US announces $150 mn for Egypt to help with transition
US has announced $150 million in aid to Egypt in support of its transition process towards democracy following the ouster of President Hosni Mubarak.world Updated: Feb 18, 2011 07:21 IST
US has announced $150 million in aid to Egypt in support of its transition process towards democracy following the ouster of President Hosni Mubarak.
The Obama administration is also dispatching William Burns, the undersecretary of state for political affairs, and David Lipton, a senior White House adviser on international economics, to Egypt next week to talk with the interim military government on the issues related to transition.
An announcement in this regard was made by Secretary of State Hillary Clinton after she briefed the US lawmakers in a classified setting on the current situation in Egypt after the fall of the Mubarak regime.
"It's very clear that there is a great deal of work ahead to ensure an orderly democratic transition. It's also clear that Egypt will be grappling with immediate and long-term economic challenges," Clinton told reporters.
The United States stands ready to provide assistance to Egypt to advance its efforts, she added.
"I'm pleased to announce today we will be reprogramming $150 million for Egypt to put ourselves in a position to support the transition there and assist with their economic recovery. These funds will give us flexibility to respond to Egyptian needs moving forward," she said.
"Under Secretary Burns and David Lipton, a senior White House advisor on international economics, will travel to Egypt next week to consult with Egyptian counterparts on how we can most effectively deploy our assistance in line with their priorities," Clinton said.
They're going to talk to the Egyptian Government, Egyptian authorities, Egyptian political groups, and try to get a better assessment.
In her classified briefing with the Congressmen, Clinton said they also discussed the lessons of the recent events in Egypt and the broader Middle East.
"These events demonstrate why the United States must remain fully engaged around the world. In Egypt, Afghanistan, Iraq, Yemen, and so many places, the men and women of the State Department and USAID are working to advance our interests, our values, and most importantly, our national security," she said.
"This work is vital and it needs proper funding. I told our congressional colleagues that the Fiscal Year 2011 spending bill that is on the House floor right now would have serious negative consequences for America’s national security.
The 16% cut for State and USAID in that bill would, for example, force us to scale back dramatically on our missions in the frontline states of Iraq, Afghanistan, and Pakistan," she said.

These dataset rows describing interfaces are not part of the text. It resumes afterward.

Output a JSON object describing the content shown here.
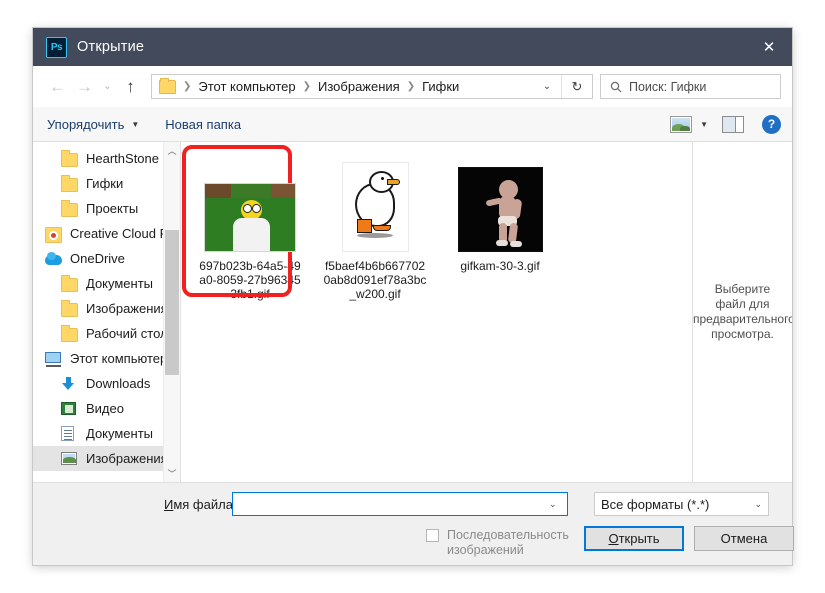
{
  "window": {
    "app_icon": "photoshop-icon",
    "app_icon_text": "Ps",
    "title": "Открытие",
    "close_label": "✕"
  },
  "navbar": {
    "back": "←",
    "forward": "→",
    "recent": "⌄",
    "up": "↑",
    "breadcrumbs": [
      "Этот компьютер",
      "Изображения",
      "Гифки"
    ],
    "separator": "❯",
    "dropdown": "⌄",
    "refresh": "↻",
    "search_placeholder": "Поиск: Гифки",
    "search_icon": "search-icon"
  },
  "commandbar": {
    "organize": "Упорядочить",
    "organize_caret": "▼",
    "new_folder": "Новая папка",
    "view_icon": "view-layout-icon",
    "view_caret": "▼",
    "preview_pane_icon": "preview-pane-icon",
    "help_icon": "help-icon",
    "help_label": "?"
  },
  "sidebar": {
    "items": [
      {
        "label": "HearthStone  He",
        "icon": "folder-icon",
        "level": "indent",
        "selected": false
      },
      {
        "label": "Гифки",
        "icon": "folder-icon",
        "level": "indent",
        "selected": false
      },
      {
        "label": "Проекты",
        "icon": "folder-icon",
        "level": "indent",
        "selected": false
      },
      {
        "label": "Creative Cloud Fil",
        "icon": "creative-cloud-icon",
        "level": "root",
        "selected": false
      },
      {
        "label": "OneDrive",
        "icon": "onedrive-icon",
        "level": "root",
        "selected": false
      },
      {
        "label": "Документы",
        "icon": "folder-icon",
        "level": "indent",
        "selected": false
      },
      {
        "label": "Изображения",
        "icon": "folder-icon",
        "level": "indent",
        "selected": false
      },
      {
        "label": "Рабочий стол",
        "icon": "folder-icon",
        "level": "indent",
        "selected": false
      },
      {
        "label": "Этот компьютер",
        "icon": "this-pc-icon",
        "level": "root",
        "selected": false
      },
      {
        "label": "Downloads",
        "icon": "downloads-icon",
        "level": "indent",
        "selected": false
      },
      {
        "label": "Видео",
        "icon": "video-icon",
        "level": "indent",
        "selected": false
      },
      {
        "label": "Документы",
        "icon": "documents-icon",
        "level": "indent",
        "selected": false
      },
      {
        "label": "Изображения",
        "icon": "pictures-icon",
        "level": "indent",
        "selected": true
      }
    ],
    "scroll_up": "︿",
    "scroll_down": "﹀"
  },
  "files": [
    {
      "name": "697b023b-64a5-49a0-8059-27b963453fb1.gif",
      "thumb": "homer-thumbnail",
      "highlighted": true
    },
    {
      "name": "f5baef4b6b6677020ab8d091ef78a3bc_w200.gif",
      "thumb": "duck-thumbnail",
      "highlighted": false
    },
    {
      "name": "gifkam-30-3.gif",
      "thumb": "baby-thumbnail",
      "highlighted": false
    }
  ],
  "preview": {
    "lines": [
      "Выберите",
      "файл для",
      "предварительного",
      "просмотра."
    ]
  },
  "footer": {
    "filename_label_accel": "И",
    "filename_label_rest": "мя файла:",
    "filename_value": "",
    "filename_chevron": "⌄",
    "filetype_value": "Все форматы (*.*)",
    "filetype_chevron": "⌄",
    "checkbox_label_line1": "Последовательность",
    "checkbox_label_line2": "изображений",
    "checkbox_checked": false,
    "open_accel": "О",
    "open_rest": "ткрыть",
    "cancel_label": "Отмена"
  },
  "colors": {
    "titlebar": "#434a5c",
    "accent": "#0078d7",
    "highlight_box": "#f22121",
    "folder": "#ffd766"
  }
}
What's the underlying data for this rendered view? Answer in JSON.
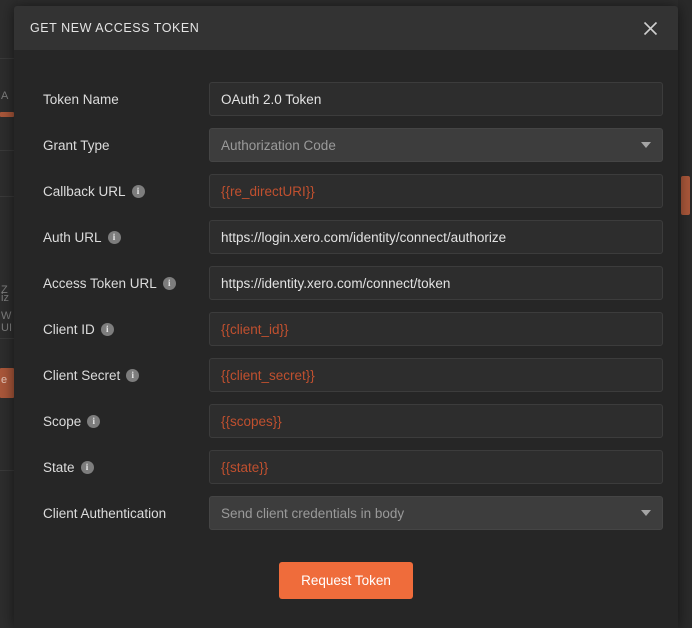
{
  "modal": {
    "title": "GET NEW ACCESS TOKEN",
    "close_icon": "close-icon"
  },
  "form": {
    "rows": [
      {
        "label": "Token Name",
        "info": false,
        "type": "text",
        "value": "OAuth 2.0 Token",
        "variable": false
      },
      {
        "label": "Grant Type",
        "info": false,
        "type": "select",
        "value": "Authorization Code",
        "variable": false
      },
      {
        "label": "Callback URL",
        "info": true,
        "type": "text",
        "value": "{{re_directURI}}",
        "variable": true
      },
      {
        "label": "Auth URL",
        "info": true,
        "type": "text",
        "value": "https://login.xero.com/identity/connect/authorize",
        "variable": false
      },
      {
        "label": "Access Token URL",
        "info": true,
        "type": "text",
        "value": "https://identity.xero.com/connect/token",
        "variable": false
      },
      {
        "label": "Client ID",
        "info": true,
        "type": "text",
        "value": "{{client_id}}",
        "variable": true
      },
      {
        "label": "Client Secret",
        "info": true,
        "type": "text",
        "value": "{{client_secret}}",
        "variable": true
      },
      {
        "label": "Scope",
        "info": true,
        "type": "text",
        "value": "{{scopes}}",
        "variable": true
      },
      {
        "label": "State",
        "info": true,
        "type": "text",
        "value": "{{state}}",
        "variable": true
      },
      {
        "label": "Client Authentication",
        "info": false,
        "type": "select",
        "value": "Send client credentials in body",
        "variable": false
      }
    ],
    "submit_label": "Request Token"
  },
  "colors": {
    "accent": "#ef6c3b",
    "variable_text": "#c0502f",
    "modal_body": "#262626",
    "modal_header": "#333333",
    "field_bg": "#2d2d2d",
    "select_bg": "#3d3d3d"
  },
  "background": {
    "fragments": [
      "A",
      "Z",
      "W",
      "iz",
      "UI",
      "e"
    ]
  }
}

"As the events of the past month have shown, protecting our country and advancing our interests takes constant and coordinated effort from across our government."